As the saying goes, “New year, new me.” It’s tempting to make a life-changing promise to ourselves at the change of the year. We make a New Years’ resolution to lose weight, learn a language, or practice mindfulness, telling all our friends about it, but what happens?
Without the right plan: nothing.
New Years’ resolutions are great in theory but terrible in practice. The problem is: they make you feel great. Resolving and telling the world about it floods your brain with dopamine, rewarding you for the hard work you haven’t started yet.
Then, when you start and realize how hard your resolution is, your motivation fades. Without telling a soul, you quit. We have all been there; we have all made big promises to ourselves, only to fall back on them when circumstances change and reset our habits.
Your ambition was great, but your approach needed to be corrected. Growth requires ambitious goals, but achieving them will take sacrifice. Significant change is unlikely to happen because it is often unsustainable. It asks for too much of a sacrifice upfront before you are willing to put in the effort.
To achieve your resolution, you need to break it down, create a path to follow then forget about the goal as you focus on the course. As you follow this path, you will activate the feedback loop of motivation, sustaining your motion. After all, habits follow the law of inertia – objects in motion stay in motion, and objects at rest, stay at rest at rest
To build up this habitual momentum, you must break your goal into atomic habits. Giving 100% of your energy on the first of January can lead to burnout. Instead, give your resolution 1% of your energy on day one and build up that effort with the following steps.
4-Steps to success
Step 1: Create the identity
To make change more sticky, you must identify with it. Do you want to achieve something, or is that achievement who you are? The more personal you can make your goal, the more likely you will accomplish it.
Habits are like an onion with identity at the center and layer upon layer of complimentary habits wrapped around it. How you identify will guide the habits you easily acquire. To make it easier to start a new practice, bundle it with something that corresponds to your identity.
Habit bundling is delicate and requires precision to avoid growing unsustainable habits. However, it can be your superpower in learning to enjoy any discipline when done correctly. Once you find a positive way to identify with the change, you are ready for your next step.
Step 2: Starting
Knowing where to start will depend on your goal and how close you are to attaining it. Your first step should be something that you can accomplish today. For fitness, language and mindfulness, this could be a short walk, learning a single word or a three-minute meditation, respectively.
This step is about creating a habit that can easily be sustained.
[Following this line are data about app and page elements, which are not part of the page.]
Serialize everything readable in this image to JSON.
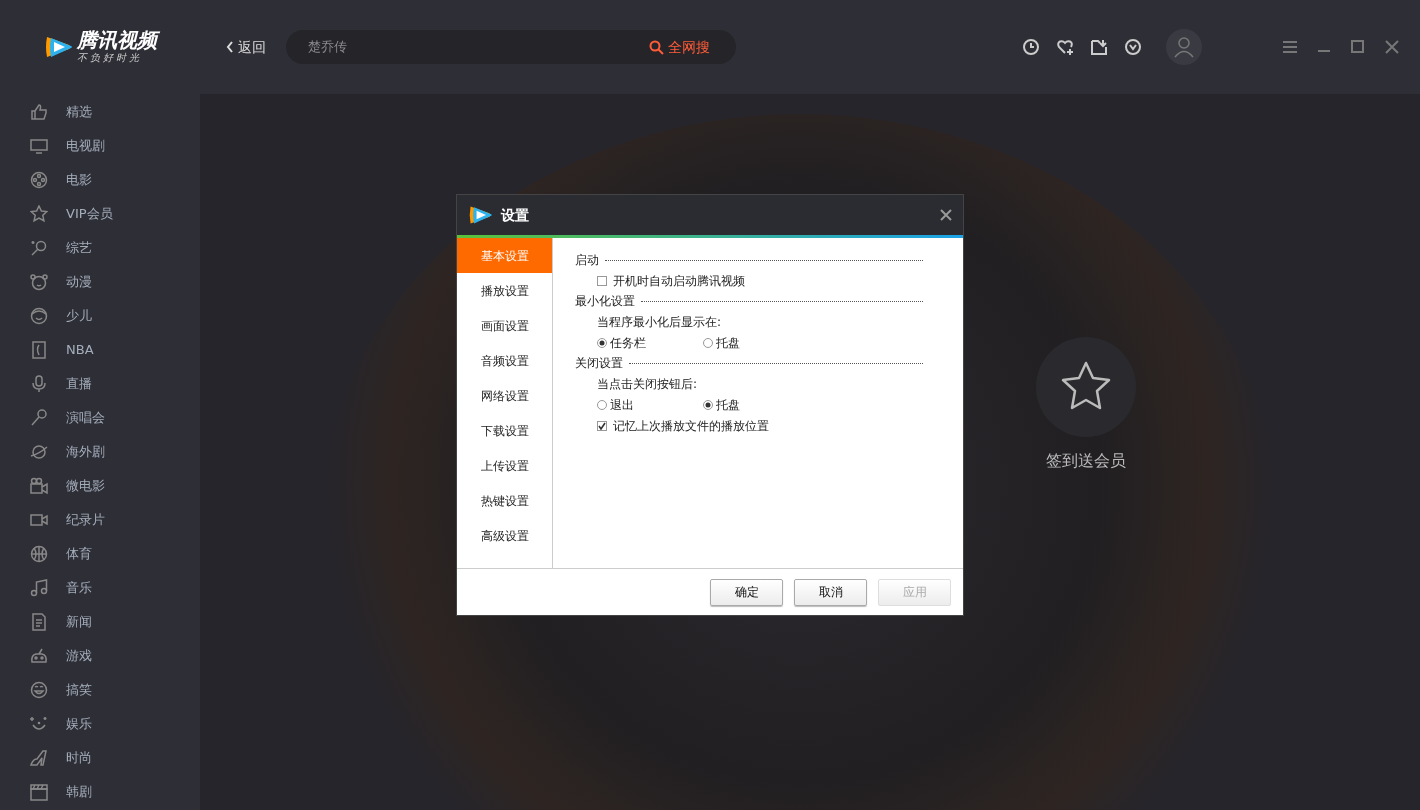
{
  "app": {
    "logo_text": "腾讯视频",
    "slogan": "不负好时光"
  },
  "top_bar": {
    "back": "返回",
    "search": {
      "placeholder": "楚乔传"
    },
    "search_button": "全网搜"
  },
  "sidebar": {
    "items": [
      {
        "label": "精选"
      },
      {
        "label": "电视剧"
      },
      {
        "label": "电影"
      },
      {
        "label": "VIP会员"
      },
      {
        "label": "综艺"
      },
      {
        "label": "动漫"
      },
      {
        "label": "少儿"
      },
      {
        "label": "NBA"
      },
      {
        "label": "直播"
      },
      {
        "label": "演唱会"
      },
      {
        "label": "海外剧"
      },
      {
        "label": "微电影"
      },
      {
        "label": "纪录片"
      },
      {
        "label": "体育"
      },
      {
        "label": "音乐"
      },
      {
        "label": "新闻"
      },
      {
        "label": "游戏"
      },
      {
        "label": "搞笑"
      },
      {
        "label": "娱乐"
      },
      {
        "label": "时尚"
      },
      {
        "label": "韩剧"
      }
    ]
  },
  "promo": {
    "label": "签到送会员"
  },
  "dialog": {
    "title": "设置",
    "nav": [
      {
        "label": "基本设置",
        "selected": true
      },
      {
        "label": "播放设置",
        "selected": false
      },
      {
        "label": "画面设置",
        "selected": false
      },
      {
        "label": "音频设置",
        "selected": false
      },
      {
        "label": "网络设置",
        "selected": false
      },
      {
        "label": "下载设置",
        "selected": false
      },
      {
        "label": "上传设置",
        "selected": false
      },
      {
        "label": "热键设置",
        "selected": false
      },
      {
        "label": "高级设置",
        "selected": false
      }
    ],
    "sections": [
      {
        "title": "启动",
        "items": [
          {
            "kind": "checkbox",
            "label": "开机时自动启动腾讯视频",
            "checked": false
          }
        ]
      },
      {
        "title": "最小化设置",
        "items": [
          {
            "kind": "text",
            "label": "当程序最小化后显示在:"
          },
          {
            "kind": "radios",
            "options": [
              {
                "label": "任务栏",
                "selected": true
              },
              {
                "label": "托盘",
                "selected": false
              }
            ]
          }
        ]
      },
      {
        "title": "关闭设置",
        "items": [
          {
            "kind": "text",
            "label": "当点击关闭按钮后:"
          },
          {
            "kind": "radios",
            "options": [
              {
                "label": "退出",
                "selected": false
              },
              {
                "label": "托盘",
                "selected": true
              }
            ]
          },
          {
            "kind": "checkbox",
            "label": "记忆上次播放文件的播放位置",
            "checked": true
          }
        ]
      }
    ],
    "buttons": [
      {
        "label": "确定",
        "disabled": false
      },
      {
        "label": "取消",
        "disabled": false
      },
      {
        "label": "应用",
        "disabled": true
      }
    ]
  }
}
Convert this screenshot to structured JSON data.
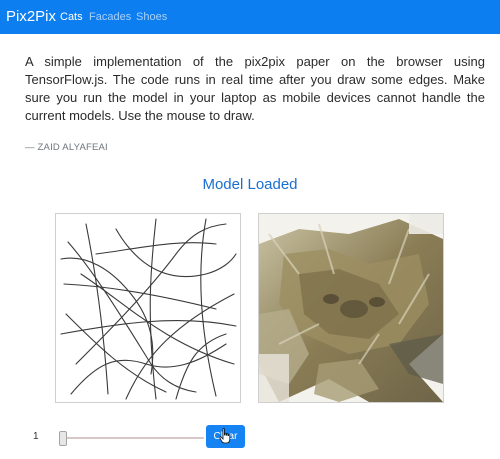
{
  "navbar": {
    "brand": "Pix2Pix",
    "links": [
      {
        "label": "Cats",
        "active": true
      },
      {
        "label": "Facades",
        "active": false
      },
      {
        "label": "Shoes",
        "active": false
      }
    ]
  },
  "intro": {
    "text": "A simple implementation of the pix2pix paper on the browser using TensorFlow.js. The code runs in real time after you draw some edges. Make sure you run the model in your laptop as mobile devices cannot handle the current models. Use the mouse to draw.",
    "author": "— ZAID ALYAFEAI"
  },
  "status": "Model Loaded",
  "controls": {
    "slider_value": "1",
    "clear_label": "Clear"
  },
  "colors": {
    "navbar": "#0d7ef0",
    "status": "#1a6fd0",
    "button": "#1583f2"
  }
}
This is the atomic habit that will become a part of your routine. Whatever your goal is, break it down into something that can be done in five minutes without effort. Do this until it becomes instinctive, but don’t hesitate to increase the difficulty.
Step 3: increase the difficulty.
Without increased difficulty, you will quickly get bored and abandon the practice. Improvements in most disciplines fall prey to the snake effect – incremental changes that are invisible until they begin to compound and start to impress everyone but you.
For a habit to be sustainable, you must make the invisible – visible. You do this by maintaining a mild level of difficulty. If it’s too easy, you will get bored. Meanwhile, if it’s too hard, you will get frustrated. Finding the balance where the task is continually mildly challenging is crucial for continuous growth in preparation for the final step.
Step 4: sustaining your gains
The hardest part of this journey comes once you are happy with your progress or have reached your goal. At this point, getting a success hangover and losing the progress you made while attaining your goal is easy.
This is the danger of goals; they can be reached. After reaching your goal, your identity comes back into the picture, is the habit you formed who you are or something you wanted to do? If it has become a part of who you are, you are ready for your next challenge.
The purpose of life is to learn to appreciate the journey. In enjoying the journey and practicing aimlessness, we find fulfilment and reach heights we assumed were unattainable.
If you haven’t guessed by now, step 4 is not really the final step; it’s the beginning. Fulfilment occurs when we turn goals become a feedback loop of growth. When we accomplish what we have set out to do, we appreciate the development we have made and start over.
Diets are temporary and rarely work. Instead, make a lifestyle change this New Year and go into 2023, knowing that life is long and the best way to approach it is one step at a time.
If you want to transform your life next year, I can help. Subscribe to my newsletter below to access my weekly broadcast and receive a free one-hour coaching session to discuss what you can accomplish this year.